WHAT TO WORK ON:
No pictures, nothing altered: return the data below.

[Dataset rows for apps and sites]
——

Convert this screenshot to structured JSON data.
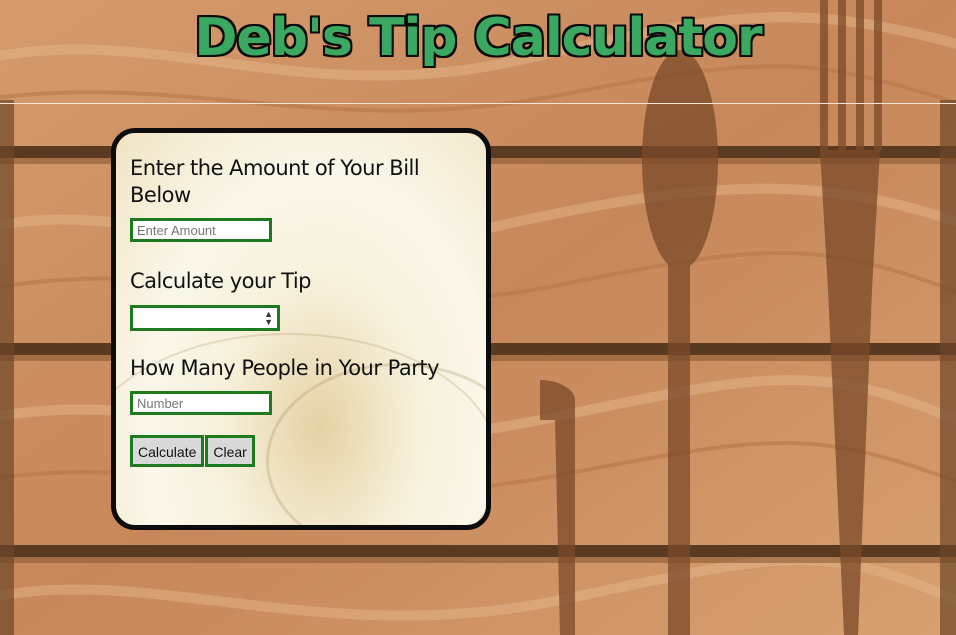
{
  "app": {
    "title": "Deb's Tip Calculator"
  },
  "form": {
    "bill_label": "Enter the Amount of Your Bill Below",
    "bill_placeholder": "Enter Amount",
    "tip_label": "Calculate your Tip",
    "tip_selected": "",
    "party_label": "How Many People in Your Party",
    "party_placeholder": "Number",
    "calculate_label": "Calculate",
    "clear_label": "Clear"
  },
  "colors": {
    "title_green": "#3aa860",
    "border_green": "#1e7a1e",
    "wood": "#c98a5c"
  }
}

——

OUTPUT OF THE EXERCISE:
Convert this screenshot to structured JSON data.
{
  "app": {
    "title": "Deb's Tip Calculator"
  },
  "form": {
    "bill_label": "Enter the Amount of Your Bill Below",
    "bill_placeholder": "Enter Amount",
    "tip_label": "Calculate your Tip",
    "tip_selected": "",
    "party_label": "How Many People in Your Party",
    "party_placeholder": "Number",
    "calculate_label": "Calculate",
    "clear_label": "Clear"
  },
  "colors": {
    "title_green": "#3aa860",
    "border_green": "#1e7a1e",
    "wood": "#c98a5c"
  }
}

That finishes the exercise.